Mr. Kejriwal did not return a telephone call or text message seeking comment. But other members of Team Anna played down the divisions within the coalition, and said that the Hisar political experiment was less a full-bore entry into politics than a warning shot to a complacent political class.

“The idea was to give a mild warning to Congress,” said Medha Patkar, a prominent activist who is also part of the committee. The decision to become involved in the Hisar race, she said, was taken by a smaller working group in Delhi, not the whole committee.

“The issue of electoral politics and movement needs to be discussed at deeper level,” she said. “There is no big disintegration of the movement but, yes, there is a difference of opinion.”

Ms. Bedi said the Hisar vote was merely an effort to show voters they can elect representatives who support the Lokpal bill.

“We are on voter awareness to ensure the parliament gets MPs who vote for the Jan Lok Pal bill,” she wrote.

She said it was normal that some people would disagree and leave the movement.

“Team Anna is a coming together of strong activists and have own causes and views,” she said.

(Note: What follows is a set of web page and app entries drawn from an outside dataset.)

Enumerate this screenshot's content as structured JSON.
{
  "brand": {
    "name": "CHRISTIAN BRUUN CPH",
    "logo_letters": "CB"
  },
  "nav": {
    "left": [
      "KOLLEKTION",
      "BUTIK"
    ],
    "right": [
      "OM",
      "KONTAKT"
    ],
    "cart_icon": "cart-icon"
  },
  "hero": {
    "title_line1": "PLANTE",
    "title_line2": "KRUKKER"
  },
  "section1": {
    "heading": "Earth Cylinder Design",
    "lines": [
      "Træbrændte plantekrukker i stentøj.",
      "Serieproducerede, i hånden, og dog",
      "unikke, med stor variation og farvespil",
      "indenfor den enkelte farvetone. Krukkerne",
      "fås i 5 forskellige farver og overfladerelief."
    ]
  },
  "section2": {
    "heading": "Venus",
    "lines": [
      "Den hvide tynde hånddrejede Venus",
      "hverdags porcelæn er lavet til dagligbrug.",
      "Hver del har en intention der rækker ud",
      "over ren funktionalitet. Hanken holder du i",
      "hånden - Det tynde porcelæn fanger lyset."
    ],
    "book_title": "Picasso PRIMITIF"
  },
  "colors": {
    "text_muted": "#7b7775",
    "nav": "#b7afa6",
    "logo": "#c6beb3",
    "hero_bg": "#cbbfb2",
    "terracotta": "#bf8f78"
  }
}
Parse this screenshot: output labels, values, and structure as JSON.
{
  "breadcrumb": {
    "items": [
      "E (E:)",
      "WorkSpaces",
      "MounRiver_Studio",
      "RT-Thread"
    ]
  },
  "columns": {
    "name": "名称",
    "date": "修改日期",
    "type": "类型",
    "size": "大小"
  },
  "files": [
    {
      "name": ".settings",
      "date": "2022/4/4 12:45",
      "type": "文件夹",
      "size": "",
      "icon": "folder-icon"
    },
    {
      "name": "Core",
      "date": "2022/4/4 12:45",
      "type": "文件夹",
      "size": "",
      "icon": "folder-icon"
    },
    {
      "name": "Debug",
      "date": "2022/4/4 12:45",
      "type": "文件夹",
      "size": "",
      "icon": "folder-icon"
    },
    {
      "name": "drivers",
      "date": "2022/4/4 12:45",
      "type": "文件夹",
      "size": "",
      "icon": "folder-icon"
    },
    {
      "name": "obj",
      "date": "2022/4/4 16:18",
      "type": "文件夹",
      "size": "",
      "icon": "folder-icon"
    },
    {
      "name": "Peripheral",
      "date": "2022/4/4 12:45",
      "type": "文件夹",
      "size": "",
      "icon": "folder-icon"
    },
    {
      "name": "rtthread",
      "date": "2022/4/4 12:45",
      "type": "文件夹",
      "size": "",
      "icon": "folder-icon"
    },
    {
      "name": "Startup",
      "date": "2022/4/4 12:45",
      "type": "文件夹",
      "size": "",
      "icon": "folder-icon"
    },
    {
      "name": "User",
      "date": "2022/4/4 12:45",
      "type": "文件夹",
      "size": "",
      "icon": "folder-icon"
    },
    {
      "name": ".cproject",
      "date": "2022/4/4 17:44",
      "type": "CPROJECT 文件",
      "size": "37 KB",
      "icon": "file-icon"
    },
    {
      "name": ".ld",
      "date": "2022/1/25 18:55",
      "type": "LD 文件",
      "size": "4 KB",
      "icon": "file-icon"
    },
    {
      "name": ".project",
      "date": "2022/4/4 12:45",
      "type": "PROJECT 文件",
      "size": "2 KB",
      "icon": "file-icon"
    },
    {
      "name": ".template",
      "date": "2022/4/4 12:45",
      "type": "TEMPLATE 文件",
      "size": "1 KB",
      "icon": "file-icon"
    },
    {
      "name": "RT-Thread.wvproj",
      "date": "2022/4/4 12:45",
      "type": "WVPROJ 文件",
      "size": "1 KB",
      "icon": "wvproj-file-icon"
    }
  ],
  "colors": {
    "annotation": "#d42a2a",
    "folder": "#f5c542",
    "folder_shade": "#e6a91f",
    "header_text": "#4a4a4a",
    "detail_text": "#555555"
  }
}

Was it a mistake for Team Anna to get involved in the Hisar election campaign? Share your thoughts in the comment section below.